Where does the word "street" show up in the records? Copy every line that holds it.

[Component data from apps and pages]
=-=-=
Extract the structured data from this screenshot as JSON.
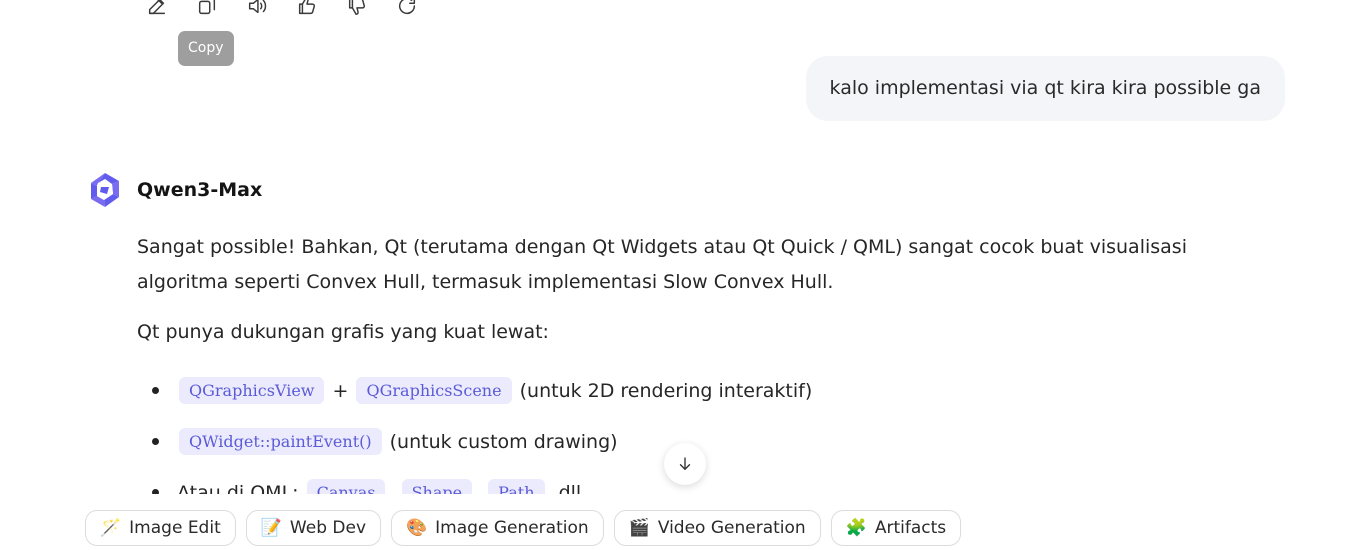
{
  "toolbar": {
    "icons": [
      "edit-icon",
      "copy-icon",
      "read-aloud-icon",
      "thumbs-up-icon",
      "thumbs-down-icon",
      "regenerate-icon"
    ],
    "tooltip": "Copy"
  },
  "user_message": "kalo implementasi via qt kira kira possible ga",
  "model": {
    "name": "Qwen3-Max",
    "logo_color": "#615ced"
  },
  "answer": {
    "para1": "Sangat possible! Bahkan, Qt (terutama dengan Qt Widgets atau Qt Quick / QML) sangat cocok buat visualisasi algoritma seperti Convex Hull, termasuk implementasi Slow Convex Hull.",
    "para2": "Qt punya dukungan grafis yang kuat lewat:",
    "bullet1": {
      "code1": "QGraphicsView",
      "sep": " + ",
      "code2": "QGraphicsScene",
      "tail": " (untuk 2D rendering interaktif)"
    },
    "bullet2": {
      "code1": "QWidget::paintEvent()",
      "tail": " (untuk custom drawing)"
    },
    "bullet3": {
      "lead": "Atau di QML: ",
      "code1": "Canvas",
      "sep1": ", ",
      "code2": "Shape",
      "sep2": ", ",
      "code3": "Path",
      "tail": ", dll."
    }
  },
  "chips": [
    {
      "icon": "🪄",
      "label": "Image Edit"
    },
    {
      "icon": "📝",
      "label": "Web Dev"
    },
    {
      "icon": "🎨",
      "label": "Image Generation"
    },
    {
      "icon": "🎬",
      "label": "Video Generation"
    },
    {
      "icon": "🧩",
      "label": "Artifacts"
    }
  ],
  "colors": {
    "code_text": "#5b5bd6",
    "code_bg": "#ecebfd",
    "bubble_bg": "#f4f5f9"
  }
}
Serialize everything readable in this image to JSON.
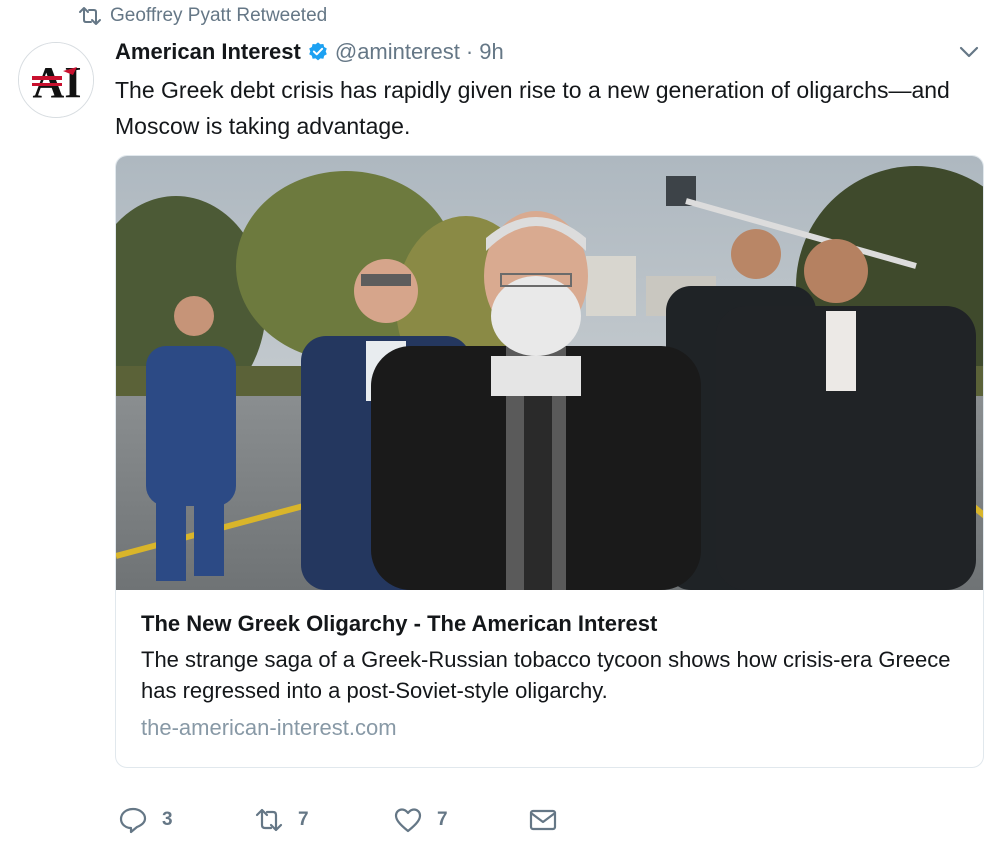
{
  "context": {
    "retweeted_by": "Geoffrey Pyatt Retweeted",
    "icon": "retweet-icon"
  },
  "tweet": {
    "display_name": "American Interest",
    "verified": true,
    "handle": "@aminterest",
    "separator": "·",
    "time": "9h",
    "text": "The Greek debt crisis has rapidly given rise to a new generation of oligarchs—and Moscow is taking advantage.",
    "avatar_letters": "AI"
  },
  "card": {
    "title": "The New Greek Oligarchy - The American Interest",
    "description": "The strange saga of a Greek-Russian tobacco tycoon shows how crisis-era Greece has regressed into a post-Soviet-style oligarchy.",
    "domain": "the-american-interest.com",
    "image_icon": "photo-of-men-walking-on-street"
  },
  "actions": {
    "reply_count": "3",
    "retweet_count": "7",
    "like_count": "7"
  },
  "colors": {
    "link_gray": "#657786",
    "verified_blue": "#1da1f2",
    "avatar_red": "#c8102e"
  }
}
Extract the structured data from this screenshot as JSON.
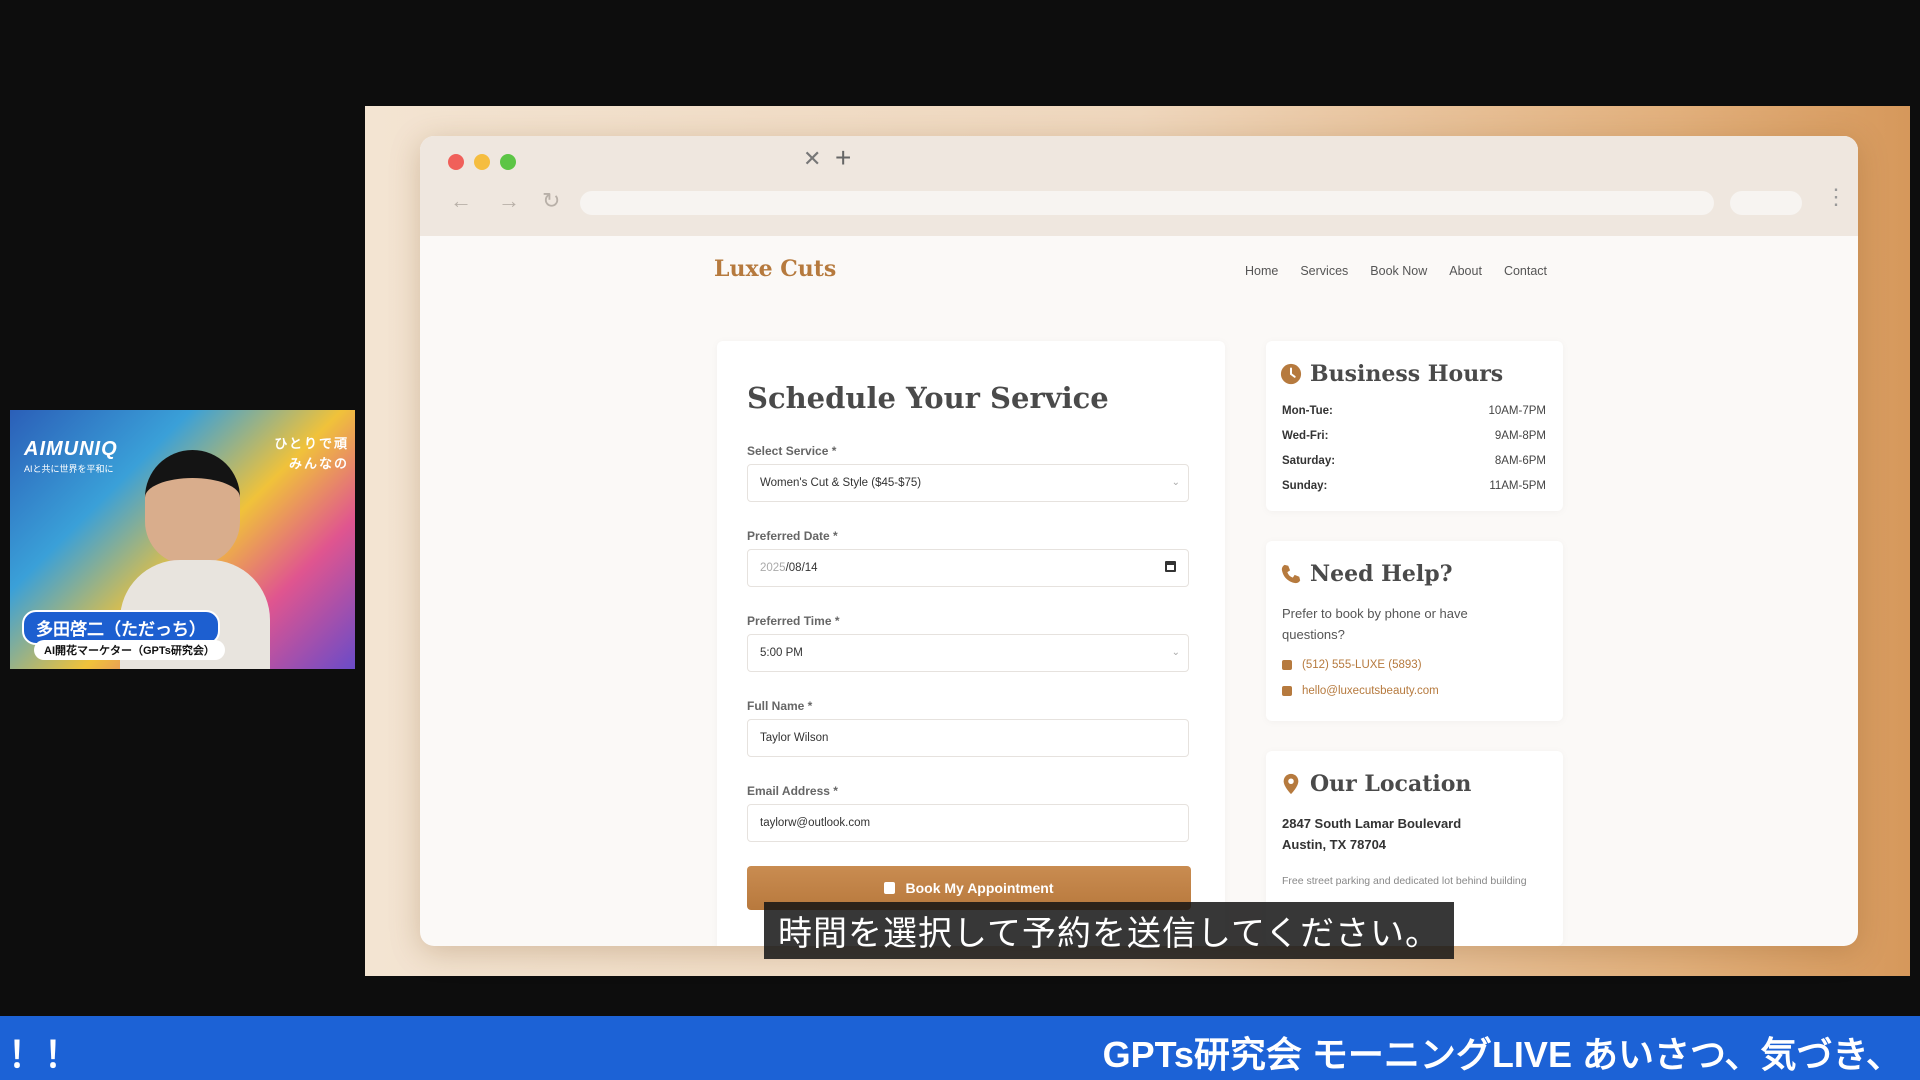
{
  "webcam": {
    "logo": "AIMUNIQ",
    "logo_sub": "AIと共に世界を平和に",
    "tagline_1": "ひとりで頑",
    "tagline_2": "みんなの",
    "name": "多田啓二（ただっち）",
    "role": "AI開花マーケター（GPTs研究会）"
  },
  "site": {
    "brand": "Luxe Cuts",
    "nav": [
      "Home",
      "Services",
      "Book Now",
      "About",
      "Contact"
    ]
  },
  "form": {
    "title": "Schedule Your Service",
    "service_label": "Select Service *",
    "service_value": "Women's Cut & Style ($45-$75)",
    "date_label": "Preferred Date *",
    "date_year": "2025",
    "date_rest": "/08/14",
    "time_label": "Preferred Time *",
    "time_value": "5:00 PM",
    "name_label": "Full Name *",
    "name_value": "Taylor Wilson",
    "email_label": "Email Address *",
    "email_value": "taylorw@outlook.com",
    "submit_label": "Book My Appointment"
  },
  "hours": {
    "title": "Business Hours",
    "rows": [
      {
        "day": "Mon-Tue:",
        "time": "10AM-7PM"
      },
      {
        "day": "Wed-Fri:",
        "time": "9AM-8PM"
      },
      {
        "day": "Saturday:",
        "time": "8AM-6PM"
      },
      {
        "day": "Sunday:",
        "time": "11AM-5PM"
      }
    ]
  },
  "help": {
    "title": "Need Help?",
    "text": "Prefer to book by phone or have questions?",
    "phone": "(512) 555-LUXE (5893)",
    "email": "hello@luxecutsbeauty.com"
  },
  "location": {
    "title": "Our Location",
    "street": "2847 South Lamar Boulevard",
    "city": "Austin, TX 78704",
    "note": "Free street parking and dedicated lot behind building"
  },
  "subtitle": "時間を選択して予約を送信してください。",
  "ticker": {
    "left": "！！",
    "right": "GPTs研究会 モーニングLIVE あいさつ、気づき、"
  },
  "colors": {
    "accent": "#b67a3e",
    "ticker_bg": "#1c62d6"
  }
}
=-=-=
SOLUTION FOR THIS PROBLEM.
    "image_icon": "photo-of-men-walking-on-street"
    "street": "2847 South Lamar Boulevard",
    "note": "Free street parking and dedicated lot behind building"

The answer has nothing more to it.